EXERCISE BRIEF>
Please restate each entry word for word.

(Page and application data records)
--- START ---
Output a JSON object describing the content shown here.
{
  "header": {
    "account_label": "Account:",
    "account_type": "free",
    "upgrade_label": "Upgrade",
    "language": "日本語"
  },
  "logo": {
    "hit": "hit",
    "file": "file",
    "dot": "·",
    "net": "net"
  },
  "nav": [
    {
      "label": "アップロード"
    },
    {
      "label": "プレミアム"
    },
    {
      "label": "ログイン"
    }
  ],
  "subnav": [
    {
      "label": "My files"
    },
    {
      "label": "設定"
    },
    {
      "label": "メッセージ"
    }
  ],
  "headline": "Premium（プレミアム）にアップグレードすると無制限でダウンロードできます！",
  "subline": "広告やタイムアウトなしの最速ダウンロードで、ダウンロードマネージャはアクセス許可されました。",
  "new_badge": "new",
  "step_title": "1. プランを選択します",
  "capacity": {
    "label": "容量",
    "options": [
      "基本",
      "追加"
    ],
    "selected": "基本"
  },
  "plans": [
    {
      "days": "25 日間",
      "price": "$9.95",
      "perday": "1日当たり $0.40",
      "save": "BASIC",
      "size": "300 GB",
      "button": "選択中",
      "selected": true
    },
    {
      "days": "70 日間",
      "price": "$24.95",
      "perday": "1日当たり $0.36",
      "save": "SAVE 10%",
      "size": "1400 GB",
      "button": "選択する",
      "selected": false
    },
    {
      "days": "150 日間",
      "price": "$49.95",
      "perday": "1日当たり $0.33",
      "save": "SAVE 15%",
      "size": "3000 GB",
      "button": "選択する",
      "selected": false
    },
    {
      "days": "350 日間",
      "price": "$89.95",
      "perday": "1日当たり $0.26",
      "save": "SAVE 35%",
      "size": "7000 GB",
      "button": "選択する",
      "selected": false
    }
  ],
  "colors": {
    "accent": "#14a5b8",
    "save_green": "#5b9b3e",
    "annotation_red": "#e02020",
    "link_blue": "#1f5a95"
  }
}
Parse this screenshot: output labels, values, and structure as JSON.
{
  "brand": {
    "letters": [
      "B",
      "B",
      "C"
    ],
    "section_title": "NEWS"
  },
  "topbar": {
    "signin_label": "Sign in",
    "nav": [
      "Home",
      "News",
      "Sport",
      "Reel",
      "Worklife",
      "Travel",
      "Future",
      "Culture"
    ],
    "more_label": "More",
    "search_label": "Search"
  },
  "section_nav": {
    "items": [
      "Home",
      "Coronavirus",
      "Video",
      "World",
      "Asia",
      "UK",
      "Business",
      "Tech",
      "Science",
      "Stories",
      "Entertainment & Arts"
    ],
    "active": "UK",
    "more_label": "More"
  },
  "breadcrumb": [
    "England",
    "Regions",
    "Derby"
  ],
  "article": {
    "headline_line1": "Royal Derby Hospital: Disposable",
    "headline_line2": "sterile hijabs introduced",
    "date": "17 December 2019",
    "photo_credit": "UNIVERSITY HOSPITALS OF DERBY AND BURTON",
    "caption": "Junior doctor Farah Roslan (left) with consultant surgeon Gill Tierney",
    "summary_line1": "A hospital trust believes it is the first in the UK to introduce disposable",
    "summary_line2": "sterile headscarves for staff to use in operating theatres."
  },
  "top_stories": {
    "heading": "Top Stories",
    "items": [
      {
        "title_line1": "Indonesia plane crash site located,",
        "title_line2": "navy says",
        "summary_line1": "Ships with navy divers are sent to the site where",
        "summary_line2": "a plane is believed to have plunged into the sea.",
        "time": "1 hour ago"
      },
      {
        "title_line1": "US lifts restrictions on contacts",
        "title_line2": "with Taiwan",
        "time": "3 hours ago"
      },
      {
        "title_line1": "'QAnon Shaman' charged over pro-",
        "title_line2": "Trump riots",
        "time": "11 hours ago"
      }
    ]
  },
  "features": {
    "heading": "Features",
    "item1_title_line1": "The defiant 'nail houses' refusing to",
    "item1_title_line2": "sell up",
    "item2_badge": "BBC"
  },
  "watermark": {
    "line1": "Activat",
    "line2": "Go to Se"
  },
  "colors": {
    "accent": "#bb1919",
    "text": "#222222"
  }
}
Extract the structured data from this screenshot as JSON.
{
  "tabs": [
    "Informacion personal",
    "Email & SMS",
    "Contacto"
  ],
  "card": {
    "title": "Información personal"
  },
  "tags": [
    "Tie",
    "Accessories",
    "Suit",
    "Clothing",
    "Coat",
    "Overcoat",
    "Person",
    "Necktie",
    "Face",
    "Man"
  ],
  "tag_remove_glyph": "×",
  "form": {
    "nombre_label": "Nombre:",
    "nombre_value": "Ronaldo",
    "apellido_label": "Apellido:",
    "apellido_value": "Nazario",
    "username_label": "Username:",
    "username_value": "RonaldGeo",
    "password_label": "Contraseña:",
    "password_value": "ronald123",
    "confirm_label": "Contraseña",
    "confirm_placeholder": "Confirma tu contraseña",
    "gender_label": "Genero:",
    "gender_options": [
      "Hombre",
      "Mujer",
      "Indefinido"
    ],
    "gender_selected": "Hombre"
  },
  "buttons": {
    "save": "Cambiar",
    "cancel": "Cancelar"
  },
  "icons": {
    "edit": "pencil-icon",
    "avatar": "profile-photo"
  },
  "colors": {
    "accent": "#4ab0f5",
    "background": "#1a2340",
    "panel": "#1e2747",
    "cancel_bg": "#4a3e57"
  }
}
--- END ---
RESPONSE TO THIS TASK>
Output a JSON object describing the content shown here.
{
  "header": {
    "account_label": "Account:",
    "account_type": "free",
    "upgrade_label": "Upgrade",
    "language": "日本語"
  },
  "logo": {
    "hit": "hit",
    "file": "file",
    "dot": "·",
    "net": "net"
  },
  "nav": [
    {
      "label": "アップロード"
    },
    {
      "label": "プレミアム"
    },
    {
      "label": "ログイン"
    }
  ],
  "subnav": [
    {
      "label": "My files"
    },
    {
      "label": "設定"
    },
    {
      "label": "メッセージ"
    }
  ],
  "headline": "Premium（プレミアム）にアップグレードすると無制限でダウンロードできます！",
  "subline": "広告やタイムアウトなしの最速ダウンロードで、ダウンロードマネージャはアクセス許可されました。",
  "new_badge": "new",
  "step_title": "1. プランを選択します",
  "capacity": {
    "label": "容量",
    "options": [
      "基本",
      "追加"
    ],
    "selected": "基本"
  },
  "plans": [
    {
      "days": "25 日間",
      "price": "$9.95",
      "perday": "1日当たり $0.40",
      "save": "BASIC",
      "size": "300 GB",
      "button": "選択中",
      "selected": true
    },
    {
      "days": "70 日間",
      "price": "$24.95",
      "perday": "1日当たり $0.36",
      "save": "SAVE 10%",
      "size": "1400 GB",
      "button": "選択する",
      "selected": false
    },
    {
      "days": "150 日間",
      "price": "$49.95",
      "perday": "1日当たり $0.33",
      "save": "SAVE 15%",
      "size": "3000 GB",
      "button": "選択する",
      "selected": false
    },
    {
      "days": "350 日間",
      "price": "$89.95",
      "perday": "1日当たり $0.26",
      "save": "SAVE 35%",
      "size": "7000 GB",
      "button": "選択する",
      "selected": false
    }
  ],
  "colors": {
    "accent": "#14a5b8",
    "save_green": "#5b9b3e",
    "annotation_red": "#e02020",
    "link_blue": "#1f5a95"
  }
}
Parse this screenshot: output labels, values, and structure as JSON.
{
  "brand": {
    "letters": [
      "B",
      "B",
      "C"
    ],
    "section_title": "NEWS"
  },
  "topbar": {
    "signin_label": "Sign in",
    "nav": [
      "Home",
      "News",
      "Sport",
      "Reel",
      "Worklife",
      "Travel",
      "Future",
      "Culture"
    ],
    "more_label": "More",
    "search_label": "Search"
  },
  "section_nav": {
    "items": [
      "Home",
      "Coronavirus",
      "Video",
      "World",
      "Asia",
      "UK",
      "Business",
      "Tech",
      "Science",
      "Stories",
      "Entertainment & Arts"
    ],
    "active": "UK",
    "more_label": "More"
  },
  "breadcrumb": [
    "England",
    "Regions",
    "Derby"
  ],
  "article": {
    "headline_line1": "Royal Derby Hospital: Disposable",
    "headline_line2": "sterile hijabs introduced",
    "date": "17 December 2019",
    "photo_credit": "UNIVERSITY HOSPITALS OF DERBY AND BURTON",
    "caption": "Junior doctor Farah Roslan (left) with consultant surgeon Gill Tierney",
    "summary_line1": "A hospital trust believes it is the first in the UK to introduce disposable",
    "summary_line2": "sterile headscarves for staff to use in operating theatres."
  },
  "top_stories": {
    "heading": "Top Stories",
    "items": [
      {
        "title_line1": "Indonesia plane crash site located,",
        "title_line2": "navy says",
        "summary_line1": "Ships with navy divers are sent to the site where",
        "summary_line2": "a plane is believed to have plunged into the sea.",
        "time": "1 hour ago"
      },
      {
        "title_line1": "US lifts restrictions on contacts",
        "title_line2": "with Taiwan",
        "time": "3 hours ago"
      },
      {
        "title_line1": "'QAnon Shaman' charged over pro-",
        "title_line2": "Trump riots",
        "time": "11 hours ago"
      }
    ]
  },
  "features": {
    "heading": "Features",
    "item1_title_line1": "The defiant 'nail houses' refusing to",
    "item1_title_line2": "sell up",
    "item2_badge": "BBC"
  },
  "watermark": {
    "line1": "Activat",
    "line2": "Go to Se"
  },
  "colors": {
    "accent": "#bb1919",
    "text": "#222222"
  }
}
Extract the structured data from this screenshot as JSON.
{
  "tabs": [
    "Informacion personal",
    "Email & SMS",
    "Contacto"
  ],
  "card": {
    "title": "Información personal"
  },
  "tags": [
    "Tie",
    "Accessories",
    "Suit",
    "Clothing",
    "Coat",
    "Overcoat",
    "Person",
    "Necktie",
    "Face",
    "Man"
  ],
  "tag_remove_glyph": "×",
  "form": {
    "nombre_label": "Nombre:",
    "nombre_value": "Ronaldo",
    "apellido_label": "Apellido:",
    "apellido_value": "Nazario",
    "username_label": "Username:",
    "username_value": "RonaldGeo",
    "password_label": "Contraseña:",
    "password_value": "ronald123",
    "confirm_label": "Contraseña",
    "confirm_placeholder": "Confirma tu contraseña",
    "gender_label": "Genero:",
    "gender_options": [
      "Hombre",
      "Mujer",
      "Indefinido"
    ],
    "gender_selected": "Hombre"
  },
  "buttons": {
    "save": "Cambiar",
    "cancel": "Cancelar"
  },
  "icons": {
    "edit": "pencil-icon",
    "avatar": "profile-photo"
  },
  "colors": {
    "accent": "#4ab0f5",
    "background": "#1a2340",
    "panel": "#1e2747",
    "cancel_bg": "#4a3e57"
  }
}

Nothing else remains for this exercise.